_Assigned task:_
Keep the pictures out. Write out every line of the listing exactly.

_Data in this exercise:_
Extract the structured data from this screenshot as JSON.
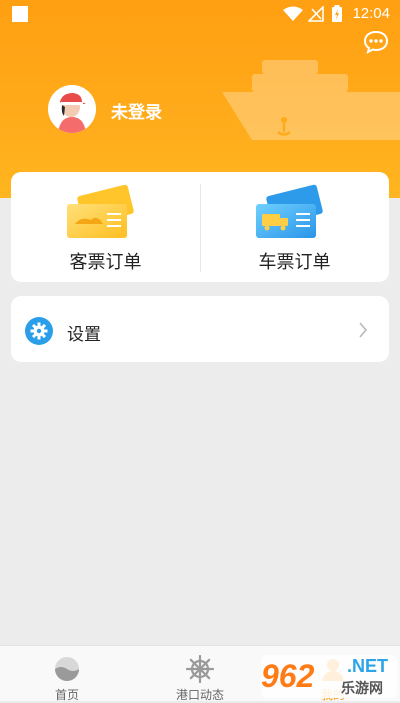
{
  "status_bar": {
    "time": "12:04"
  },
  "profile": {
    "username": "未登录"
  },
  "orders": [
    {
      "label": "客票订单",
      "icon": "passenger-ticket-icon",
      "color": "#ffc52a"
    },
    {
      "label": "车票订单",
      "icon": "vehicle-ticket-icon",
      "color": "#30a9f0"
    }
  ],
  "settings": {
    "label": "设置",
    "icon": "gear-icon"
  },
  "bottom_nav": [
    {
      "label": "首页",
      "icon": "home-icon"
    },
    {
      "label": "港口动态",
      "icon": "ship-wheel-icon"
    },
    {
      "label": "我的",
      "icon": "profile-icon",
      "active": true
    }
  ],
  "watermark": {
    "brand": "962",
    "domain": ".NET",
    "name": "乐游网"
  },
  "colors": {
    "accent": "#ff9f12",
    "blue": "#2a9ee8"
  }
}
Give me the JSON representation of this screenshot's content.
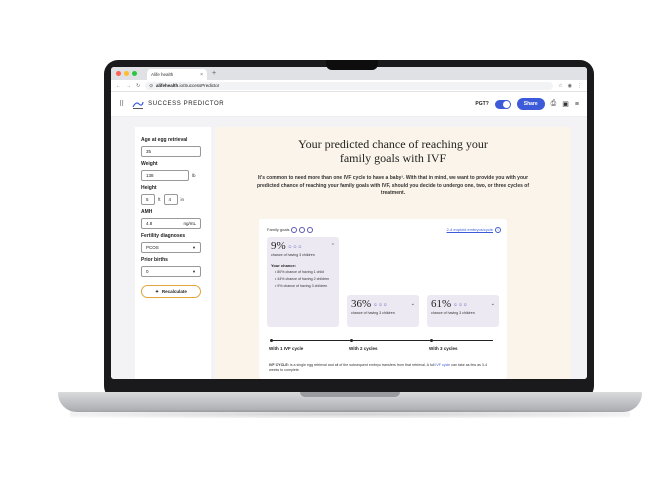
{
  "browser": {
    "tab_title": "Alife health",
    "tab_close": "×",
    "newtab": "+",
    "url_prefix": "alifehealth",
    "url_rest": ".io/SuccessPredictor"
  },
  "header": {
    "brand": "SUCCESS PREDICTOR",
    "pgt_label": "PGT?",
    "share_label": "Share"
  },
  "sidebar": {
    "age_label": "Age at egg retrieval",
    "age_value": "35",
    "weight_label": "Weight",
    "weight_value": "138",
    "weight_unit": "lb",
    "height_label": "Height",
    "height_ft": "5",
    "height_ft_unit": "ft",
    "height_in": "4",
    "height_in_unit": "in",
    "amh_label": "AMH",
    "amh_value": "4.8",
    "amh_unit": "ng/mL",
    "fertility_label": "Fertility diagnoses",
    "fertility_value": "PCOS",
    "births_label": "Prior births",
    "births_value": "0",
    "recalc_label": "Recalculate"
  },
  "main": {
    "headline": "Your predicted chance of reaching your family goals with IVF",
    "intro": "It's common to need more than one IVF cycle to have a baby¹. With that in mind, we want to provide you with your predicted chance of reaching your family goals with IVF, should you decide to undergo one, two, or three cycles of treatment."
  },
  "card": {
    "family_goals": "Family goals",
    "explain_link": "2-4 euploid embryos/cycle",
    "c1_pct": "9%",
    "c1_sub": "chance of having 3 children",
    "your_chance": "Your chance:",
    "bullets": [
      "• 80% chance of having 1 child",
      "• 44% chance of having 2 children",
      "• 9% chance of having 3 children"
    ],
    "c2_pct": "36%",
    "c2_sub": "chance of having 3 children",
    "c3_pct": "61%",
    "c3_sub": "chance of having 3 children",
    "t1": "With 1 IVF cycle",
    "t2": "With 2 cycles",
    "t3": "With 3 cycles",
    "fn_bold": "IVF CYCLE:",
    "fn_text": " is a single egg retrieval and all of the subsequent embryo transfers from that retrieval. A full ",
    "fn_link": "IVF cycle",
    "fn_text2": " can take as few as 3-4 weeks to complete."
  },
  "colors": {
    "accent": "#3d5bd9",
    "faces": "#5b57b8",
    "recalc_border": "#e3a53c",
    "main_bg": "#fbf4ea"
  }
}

_Your response:_
Extract the structured data from this screenshot as JSON.
{
  "status_bar": {
    "time": "12:04"
  },
  "profile": {
    "username": "未登录"
  },
  "orders": [
    {
      "label": "客票订单",
      "icon": "passenger-ticket-icon",
      "color": "#ffc52a"
    },
    {
      "label": "车票订单",
      "icon": "vehicle-ticket-icon",
      "color": "#30a9f0"
    }
  ],
  "settings": {
    "label": "设置",
    "icon": "gear-icon"
  },
  "bottom_nav": [
    {
      "label": "首页",
      "icon": "home-icon"
    },
    {
      "label": "港口动态",
      "icon": "ship-wheel-icon"
    },
    {
      "label": "我的",
      "icon": "profile-icon",
      "active": true
    }
  ],
  "watermark": {
    "brand": "962",
    "domain": ".NET",
    "name": "乐游网"
  },
  "colors": {
    "accent": "#ff9f12",
    "blue": "#2a9ee8"
  }
}
Give me the JSON representation of this screenshot's content.
{
  "browser": {
    "tab_title": "Alife health",
    "tab_close": "×",
    "newtab": "+",
    "url_prefix": "alifehealth",
    "url_rest": ".io/SuccessPredictor"
  },
  "header": {
    "brand": "SUCCESS PREDICTOR",
    "pgt_label": "PGT?",
    "share_label": "Share"
  },
  "sidebar": {
    "age_label": "Age at egg retrieval",
    "age_value": "35",
    "weight_label": "Weight",
    "weight_value": "138",
    "weight_unit": "lb",
    "height_label": "Height",
    "height_ft": "5",
    "height_ft_unit": "ft",
    "height_in": "4",
    "height_in_unit": "in",
    "amh_label": "AMH",
    "amh_value": "4.8",
    "amh_unit": "ng/mL",
    "fertility_label": "Fertility diagnoses",
    "fertility_value": "PCOS",
    "births_label": "Prior births",
    "births_value": "0",
    "recalc_label": "Recalculate"
  },
  "main": {
    "headline": "Your predicted chance of reaching your family goals with IVF",
    "intro": "It's common to need more than one IVF cycle to have a baby¹. With that in mind, we want to provide you with your predicted chance of reaching your family goals with IVF, should you decide to undergo one, two, or three cycles of treatment."
  },
  "card": {
    "family_goals": "Family goals",
    "explain_link": "2-4 euploid embryos/cycle",
    "c1_pct": "9%",
    "c1_sub": "chance of having 3 children",
    "your_chance": "Your chance:",
    "bullets": [
      "• 80% chance of having 1 child",
      "• 44% chance of having 2 children",
      "• 9% chance of having 3 children"
    ],
    "c2_pct": "36%",
    "c2_sub": "chance of having 3 children",
    "c3_pct": "61%",
    "c3_sub": "chance of having 3 children",
    "t1": "With 1 IVF cycle",
    "t2": "With 2 cycles",
    "t3": "With 3 cycles",
    "fn_bold": "IVF CYCLE:",
    "fn_text": " is a single egg retrieval and all of the subsequent embryo transfers from that retrieval. A full ",
    "fn_link": "IVF cycle",
    "fn_text2": " can take as few as 3-4 weeks to complete."
  },
  "colors": {
    "accent": "#3d5bd9",
    "faces": "#5b57b8",
    "recalc_border": "#e3a53c",
    "main_bg": "#fbf4ea"
  }
}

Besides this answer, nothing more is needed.